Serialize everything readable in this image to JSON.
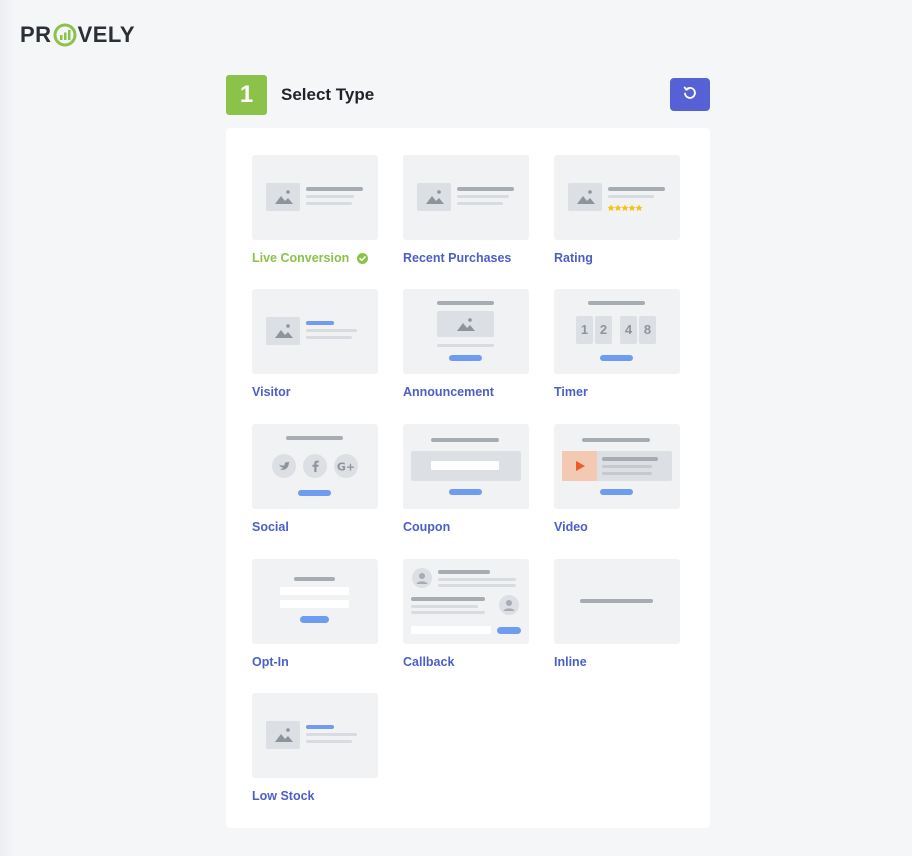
{
  "brand": {
    "logo_text_left": "PR",
    "logo_text_right": "VELY",
    "accent": "#8bc34a"
  },
  "header": {
    "step_number": "1",
    "step_title": "Select Type",
    "reset_icon": "undo-icon"
  },
  "colors": {
    "primary": "#5561d5",
    "label": "#4b5fc9",
    "active": "#8bc34a",
    "thumb_bg": "#f1f2f4"
  },
  "types": [
    {
      "label": "Live Conversion",
      "selected": true
    },
    {
      "label": "Recent Purchases",
      "selected": false
    },
    {
      "label": "Rating",
      "selected": false
    },
    {
      "label": "Visitor",
      "selected": false
    },
    {
      "label": "Announcement",
      "selected": false
    },
    {
      "label": "Timer",
      "selected": false,
      "digits": [
        "1",
        "2",
        "4",
        "8"
      ]
    },
    {
      "label": "Social",
      "selected": false
    },
    {
      "label": "Coupon",
      "selected": false
    },
    {
      "label": "Video",
      "selected": false
    },
    {
      "label": "Opt-In",
      "selected": false
    },
    {
      "label": "Callback",
      "selected": false
    },
    {
      "label": "Inline",
      "selected": false
    },
    {
      "label": "Low Stock",
      "selected": false
    }
  ]
}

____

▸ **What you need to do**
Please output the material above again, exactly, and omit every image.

▸ **Reply**
Serialize everything readable in this image to JSON.
{
  "brand": {
    "logo_text_left": "PR",
    "logo_text_right": "VELY",
    "accent": "#8bc34a"
  },
  "header": {
    "step_number": "1",
    "step_title": "Select Type",
    "reset_icon": "undo-icon"
  },
  "colors": {
    "primary": "#5561d5",
    "label": "#4b5fc9",
    "active": "#8bc34a",
    "thumb_bg": "#f1f2f4"
  },
  "types": [
    {
      "label": "Live Conversion",
      "selected": true
    },
    {
      "label": "Recent Purchases",
      "selected": false
    },
    {
      "label": "Rating",
      "selected": false
    },
    {
      "label": "Visitor",
      "selected": false
    },
    {
      "label": "Announcement",
      "selected": false
    },
    {
      "label": "Timer",
      "selected": false,
      "digits": [
        "1",
        "2",
        "4",
        "8"
      ]
    },
    {
      "label": "Social",
      "selected": false
    },
    {
      "label": "Coupon",
      "selected": false
    },
    {
      "label": "Video",
      "selected": false
    },
    {
      "label": "Opt-In",
      "selected": false
    },
    {
      "label": "Callback",
      "selected": false
    },
    {
      "label": "Inline",
      "selected": false
    },
    {
      "label": "Low Stock",
      "selected": false
    }
  ]
}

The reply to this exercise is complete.